Interface dataset entries:
━━━

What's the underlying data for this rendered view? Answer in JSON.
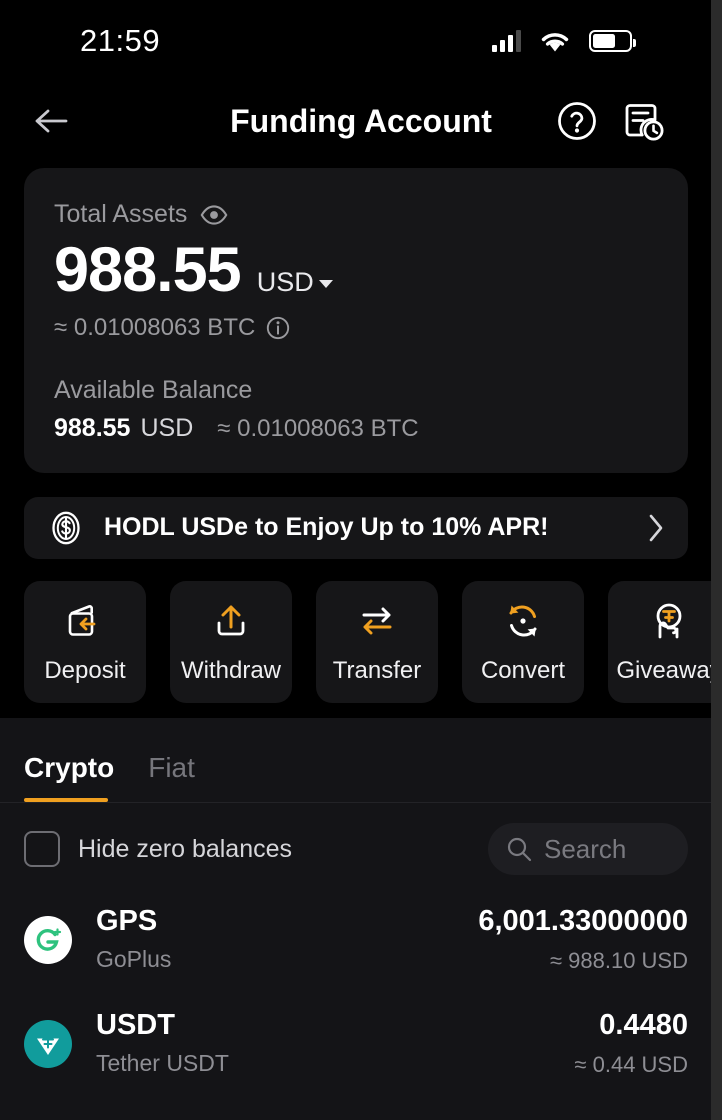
{
  "status_bar": {
    "time": "21:59",
    "signal_icon": "signal-bars-icon",
    "wifi_icon": "wifi-icon",
    "battery_icon": "battery-icon"
  },
  "nav": {
    "back_icon": "back-arrow-icon",
    "title": "Funding Account",
    "help_icon": "help-circle-icon",
    "history_icon": "order-history-icon"
  },
  "balance_card": {
    "label": "Total Assets",
    "eye_icon": "eye-icon",
    "amount": "988.55",
    "currency": "USD",
    "approx_btc": "≈ 0.01008063 BTC",
    "info_icon": "info-icon",
    "available_label": "Available Balance",
    "available_amount": "988.55",
    "available_unit": "USD",
    "available_btc": "≈ 0.01008063 BTC"
  },
  "promo": {
    "icon": "dollar-coin-icon",
    "text": "HODL USDe to Enjoy Up to 10% APR!",
    "chevron_icon": "chevron-right-icon"
  },
  "actions": [
    {
      "label": "Deposit",
      "icon": "deposit-wallet-icon"
    },
    {
      "label": "Withdraw",
      "icon": "withdraw-upload-icon"
    },
    {
      "label": "Transfer",
      "icon": "transfer-arrows-icon"
    },
    {
      "label": "Convert",
      "icon": "convert-refresh-icon"
    },
    {
      "label": "Giveaway",
      "icon": "giveaway-hand-token-icon"
    }
  ],
  "tabs": [
    {
      "label": "Crypto",
      "active": true
    },
    {
      "label": "Fiat",
      "active": false
    }
  ],
  "filters": {
    "hide_zero_label": "Hide zero balances",
    "hide_zero_checked": false,
    "search_icon": "search-icon",
    "search_placeholder": "Search",
    "search_value": ""
  },
  "assets": [
    {
      "symbol": "GPS",
      "name": "GoPlus",
      "amount": "6,001.33000000",
      "usd": "≈ 988.10 USD",
      "icon": "gps-coin-icon",
      "icon_bg": "#ffffff",
      "icon_fg": "#2ec27e"
    },
    {
      "symbol": "USDT",
      "name": "Tether USDT",
      "amount": "0.4480",
      "usd": "≈ 0.44 USD",
      "icon": "usdt-coin-icon",
      "icon_bg": "#119c9c",
      "icon_fg": "#ffffff"
    }
  ],
  "theme": {
    "accent": "#f0a020",
    "background": "#000000",
    "card": "#161618",
    "panel": "#141417"
  }
}
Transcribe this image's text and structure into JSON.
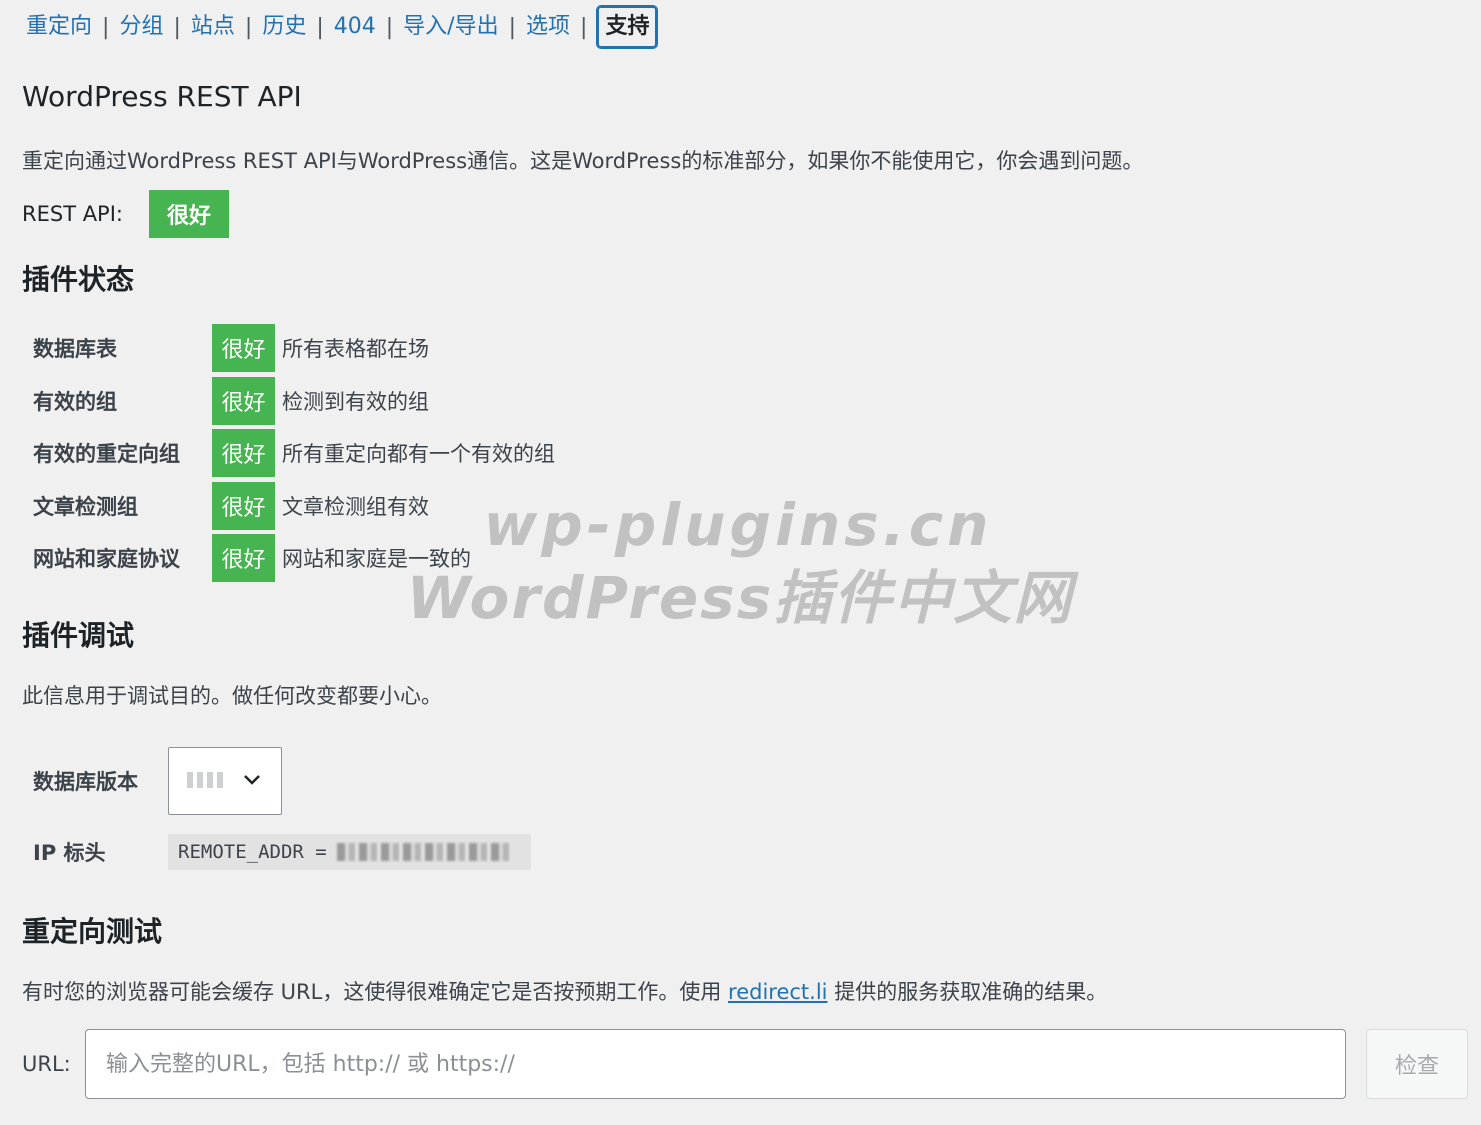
{
  "nav": {
    "tabs": [
      "重定向",
      "分组",
      "站点",
      "历史",
      "404",
      "导入/导出",
      "选项",
      "支持"
    ],
    "separator": "|",
    "active": "支持"
  },
  "rest": {
    "title": "WordPress REST API",
    "description": "重定向通过WordPress REST API与WordPress通信。这是WordPress的标准部分，如果你不能使用它，你会遇到问题。",
    "label": "REST API:",
    "status": "很好"
  },
  "plugin_status": {
    "title": "插件状态",
    "rows": [
      {
        "label": "数据库表",
        "status": "很好",
        "message": "所有表格都在场"
      },
      {
        "label": "有效的组",
        "status": "很好",
        "message": "检测到有效的组"
      },
      {
        "label": "有效的重定向组",
        "status": "很好",
        "message": "所有重定向都有一个有效的组"
      },
      {
        "label": "文章检测组",
        "status": "很好",
        "message": "文章检测组有效"
      },
      {
        "label": "网站和家庭协议",
        "status": "很好",
        "message": "网站和家庭是一致的"
      }
    ]
  },
  "debug": {
    "title": "插件调试",
    "description": "此信息用于调试目的。做任何改变都要小心。",
    "db_version_label": "数据库版本",
    "ip_header_label": "IP 标头",
    "ip_header_value": "REMOTE_ADDR ="
  },
  "redirect_test": {
    "title": "重定向测试",
    "description_before": "有时您的浏览器可能会缓存 URL，这使得很难确定它是否按预期工作。使用",
    "link_text": "redirect.li",
    "description_after": "提供的服务获取准确的结果。",
    "url_label": "URL:",
    "url_placeholder": "输入完整的URL，包括 http:// 或 https://",
    "check_button": "检查"
  },
  "watermark": {
    "line1": "wp-plugins.cn",
    "line2": "WordPress插件中文网"
  },
  "colors": {
    "link": "#2271b1",
    "success": "#46b450",
    "background": "#f0f0f1"
  }
}
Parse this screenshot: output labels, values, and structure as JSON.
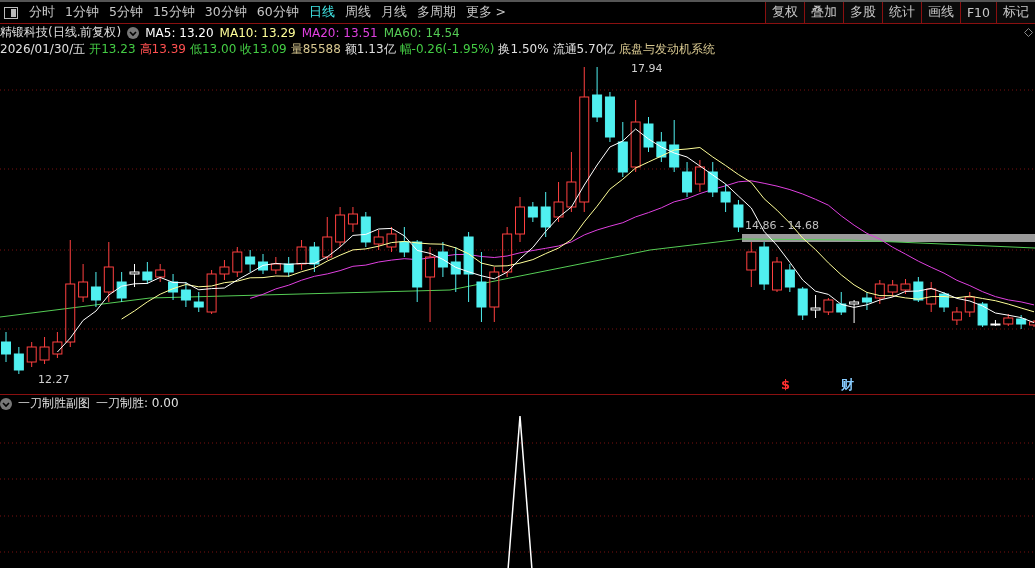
{
  "toolbar": {
    "tabs": [
      {
        "label": "分时",
        "selected": false
      },
      {
        "label": "1分钟",
        "selected": false
      },
      {
        "label": "5分钟",
        "selected": false
      },
      {
        "label": "15分钟",
        "selected": false
      },
      {
        "label": "30分钟",
        "selected": false
      },
      {
        "label": "60分钟",
        "selected": false
      },
      {
        "label": "日线",
        "selected": true
      },
      {
        "label": "周线",
        "selected": false
      },
      {
        "label": "月线",
        "selected": false
      },
      {
        "label": "多周期",
        "selected": false
      },
      {
        "label": "更多 >",
        "selected": false
      }
    ],
    "buttons": [
      "复权",
      "叠加",
      "多股",
      "统计",
      "画线",
      "F10",
      "标记"
    ]
  },
  "chart_title": "精锻科技(日线.前复权)",
  "moving_averages": [
    {
      "label": "MA5: 13.20",
      "color": "#ffffff"
    },
    {
      "label": "MA10: 13.29",
      "color": "#ffff99"
    },
    {
      "label": "MA20: 13.51",
      "color": "#e040e0"
    },
    {
      "label": "MA60: 14.54",
      "color": "#55cc55"
    }
  ],
  "quote": [
    {
      "text": "2026/01/30/五",
      "color": "#e0e0e0"
    },
    {
      "text": "开13.23",
      "color": "#44cc44"
    },
    {
      "text": "高13.39",
      "color": "#ff5050"
    },
    {
      "text": "低13.00",
      "color": "#44cc44"
    },
    {
      "text": "收13.09",
      "color": "#44cc44"
    },
    {
      "text": "量85588",
      "color": "#d8c890"
    },
    {
      "text": "额1.13亿",
      "color": "#e0e0e0"
    },
    {
      "text": "幅-0.26(-1.95%)",
      "color": "#44cc44"
    },
    {
      "text": "换1.50%",
      "color": "#e0e0e0"
    },
    {
      "text": "流通5.70亿",
      "color": "#e0e0e0"
    },
    {
      "text": "底盘与发动机系统",
      "color": "#d8c890"
    }
  ],
  "price_labels": {
    "high": "17.94",
    "low": "12.27",
    "range": "14.86 - 14.68"
  },
  "event_markers": [
    {
      "text": "$",
      "color": "#ff3030"
    },
    {
      "text": "财",
      "color": "#88ccff"
    }
  ],
  "sub_chart": {
    "title": "一刀制胜副图",
    "reading": "一刀制胜: 0.00"
  }
}
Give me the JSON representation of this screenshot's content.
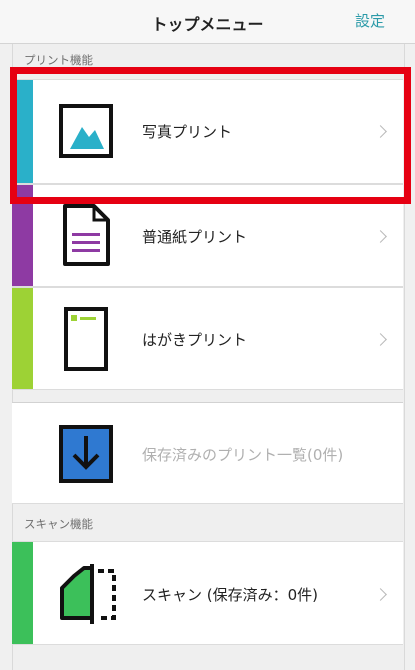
{
  "navbar": {
    "title": "トップメニュー",
    "settings_label": "設定"
  },
  "sections": {
    "print": "プリント機能",
    "scan": "スキャン機能"
  },
  "items": {
    "photo": {
      "label": "写真プリント",
      "icon": "photo-mountain-icon",
      "color": "#2ab0c9"
    },
    "document": {
      "label": "普通紙プリント",
      "icon": "document-icon",
      "color": "#8e3aa3"
    },
    "postcard": {
      "label": "はがきプリント",
      "icon": "postcard-icon",
      "color": "#9dd235"
    },
    "saved": {
      "label": "保存済みのプリント一覧(0件)",
      "icon": "download-icon",
      "color": "#2f79d1"
    },
    "scan": {
      "label": "スキャン (保存済み：0件)",
      "icon": "scan-page-icon",
      "color": "#3cc05a"
    }
  },
  "highlight_color": "#e60012"
}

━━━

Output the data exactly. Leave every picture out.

> ANSWER SECTION
What's the underlying data for this rendered view? Answer in JSON.
{
  "status_bar": {
    "time": "21:59",
    "signal_icon": "signal-bars-icon",
    "wifi_icon": "wifi-icon",
    "battery_icon": "battery-icon"
  },
  "nav": {
    "back_icon": "back-arrow-icon",
    "title": "Funding Account",
    "help_icon": "help-circle-icon",
    "history_icon": "order-history-icon"
  },
  "balance_card": {
    "label": "Total Assets",
    "eye_icon": "eye-icon",
    "amount": "988.55",
    "currency": "USD",
    "approx_btc": "≈ 0.01008063 BTC",
    "info_icon": "info-icon",
    "available_label": "Available Balance",
    "available_amount": "988.55",
    "available_unit": "USD",
    "available_btc": "≈ 0.01008063 BTC"
  },
  "promo": {
    "icon": "dollar-coin-icon",
    "text": "HODL USDe to Enjoy Up to 10% APR!",
    "chevron_icon": "chevron-right-icon"
  },
  "actions": [
    {
      "label": "Deposit",
      "icon": "deposit-wallet-icon"
    },
    {
      "label": "Withdraw",
      "icon": "withdraw-upload-icon"
    },
    {
      "label": "Transfer",
      "icon": "transfer-arrows-icon"
    },
    {
      "label": "Convert",
      "icon": "convert-refresh-icon"
    },
    {
      "label": "Giveaway",
      "icon": "giveaway-hand-token-icon"
    }
  ],
  "tabs": [
    {
      "label": "Crypto",
      "active": true
    },
    {
      "label": "Fiat",
      "active": false
    }
  ],
  "filters": {
    "hide_zero_label": "Hide zero balances",
    "hide_zero_checked": false,
    "search_icon": "search-icon",
    "search_placeholder": "Search",
    "search_value": ""
  },
  "assets": [
    {
      "symbol": "GPS",
      "name": "GoPlus",
      "amount": "6,001.33000000",
      "usd": "≈ 988.10 USD",
      "icon": "gps-coin-icon",
      "icon_bg": "#ffffff",
      "icon_fg": "#2ec27e"
    },
    {
      "symbol": "USDT",
      "name": "Tether USDT",
      "amount": "0.4480",
      "usd": "≈ 0.44 USD",
      "icon": "usdt-coin-icon",
      "icon_bg": "#119c9c",
      "icon_fg": "#ffffff"
    }
  ],
  "theme": {
    "accent": "#f0a020",
    "background": "#000000",
    "card": "#161618",
    "panel": "#141417"
  }
}
Transcribe this image's text and structure into JSON.
{
  "nav": {
    "tabs": [
      "重定向",
      "分组",
      "站点",
      "历史",
      "404",
      "导入/导出",
      "选项",
      "支持"
    ],
    "separator": "|",
    "active": "支持"
  },
  "rest": {
    "title": "WordPress REST API",
    "description": "重定向通过WordPress REST API与WordPress通信。这是WordPress的标准部分，如果你不能使用它，你会遇到问题。",
    "label": "REST API:",
    "status": "很好"
  },
  "plugin_status": {
    "title": "插件状态",
    "rows": [
      {
        "label": "数据库表",
        "status": "很好",
        "message": "所有表格都在场"
      },
      {
        "label": "有效的组",
        "status": "很好",
        "message": "检测到有效的组"
      },
      {
        "label": "有效的重定向组",
        "status": "很好",
        "message": "所有重定向都有一个有效的组"
      },
      {
        "label": "文章检测组",
        "status": "很好",
        "message": "文章检测组有效"
      },
      {
        "label": "网站和家庭协议",
        "status": "很好",
        "message": "网站和家庭是一致的"
      }
    ]
  },
  "debug": {
    "title": "插件调试",
    "description": "此信息用于调试目的。做任何改变都要小心。",
    "db_version_label": "数据库版本",
    "ip_header_label": "IP 标头",
    "ip_header_value": "REMOTE_ADDR ="
  },
  "redirect_test": {
    "title": "重定向测试",
    "description_before": "有时您的浏览器可能会缓存 URL，这使得很难确定它是否按预期工作。使用",
    "link_text": "redirect.li",
    "description_after": "提供的服务获取准确的结果。",
    "url_label": "URL:",
    "url_placeholder": "输入完整的URL，包括 http:// 或 https://",
    "check_button": "检查"
  },
  "watermark": {
    "line1": "wp-plugins.cn",
    "line2": "WordPress插件中文网"
  },
  "colors": {
    "link": "#2271b1",
    "success": "#46b450",
    "background": "#f0f0f1"
  }
}
Parse this screenshot: output labels, values, and structure as JSON.
{
  "toolbar": {
    "tabs": [
      {
        "label": "分时",
        "selected": false
      },
      {
        "label": "1分钟",
        "selected": false
      },
      {
        "label": "5分钟",
        "selected": false
      },
      {
        "label": "15分钟",
        "selected": false
      },
      {
        "label": "30分钟",
        "selected": false
      },
      {
        "label": "60分钟",
        "selected": false
      },
      {
        "label": "日线",
        "selected": true
      },
      {
        "label": "周线",
        "selected": false
      },
      {
        "label": "月线",
        "selected": false
      },
      {
        "label": "多周期",
        "selected": false
      },
      {
        "label": "更多 >",
        "selected": false
      }
    ],
    "buttons": [
      "复权",
      "叠加",
      "多股",
      "统计",
      "画线",
      "F10",
      "标记"
    ]
  },
  "chart_title": "精锻科技(日线.前复权)",
  "moving_averages": [
    {
      "label": "MA5: 13.20",
      "color": "#ffffff"
    },
    {
      "label": "MA10: 13.29",
      "color": "#ffff99"
    },
    {
      "label": "MA20: 13.51",
      "color": "#e040e0"
    },
    {
      "label": "MA60: 14.54",
      "color": "#55cc55"
    }
  ],
  "quote": [
    {
      "text": "2026/01/30/五",
      "color": "#e0e0e0"
    },
    {
      "text": "开13.23",
      "color": "#44cc44"
    },
    {
      "text": "高13.39",
      "color": "#ff5050"
    },
    {
      "text": "低13.00",
      "color": "#44cc44"
    },
    {
      "text": "收13.09",
      "color": "#44cc44"
    },
    {
      "text": "量85588",
      "color": "#d8c890"
    },
    {
      "text": "额1.13亿",
      "color": "#e0e0e0"
    },
    {
      "text": "幅-0.26(-1.95%)",
      "color": "#44cc44"
    },
    {
      "text": "换1.50%",
      "color": "#e0e0e0"
    },
    {
      "text": "流通5.70亿",
      "color": "#e0e0e0"
    },
    {
      "text": "底盘与发动机系统",
      "color": "#d8c890"
    }
  ],
  "price_labels": {
    "high": "17.94",
    "low": "12.27",
    "range": "14.86 - 14.68"
  },
  "event_markers": [
    {
      "text": "$",
      "color": "#ff3030"
    },
    {
      "text": "财",
      "color": "#88ccff"
    }
  ],
  "sub_chart": {
    "title": "一刀制胜副图",
    "reading": "一刀制胜: 0.00"
  }
}
Give me the JSON representation of this screenshot's content.
{
  "navbar": {
    "title": "トップメニュー",
    "settings_label": "設定"
  },
  "sections": {
    "print": "プリント機能",
    "scan": "スキャン機能"
  },
  "items": {
    "photo": {
      "label": "写真プリント",
      "icon": "photo-mountain-icon",
      "color": "#2ab0c9"
    },
    "document": {
      "label": "普通紙プリント",
      "icon": "document-icon",
      "color": "#8e3aa3"
    },
    "postcard": {
      "label": "はがきプリント",
      "icon": "postcard-icon",
      "color": "#9dd235"
    },
    "saved": {
      "label": "保存済みのプリント一覧(0件)",
      "icon": "download-icon",
      "color": "#2f79d1"
    },
    "scan": {
      "label": "スキャン (保存済み：0件)",
      "icon": "scan-page-icon",
      "color": "#3cc05a"
    }
  },
  "highlight_color": "#e60012"
}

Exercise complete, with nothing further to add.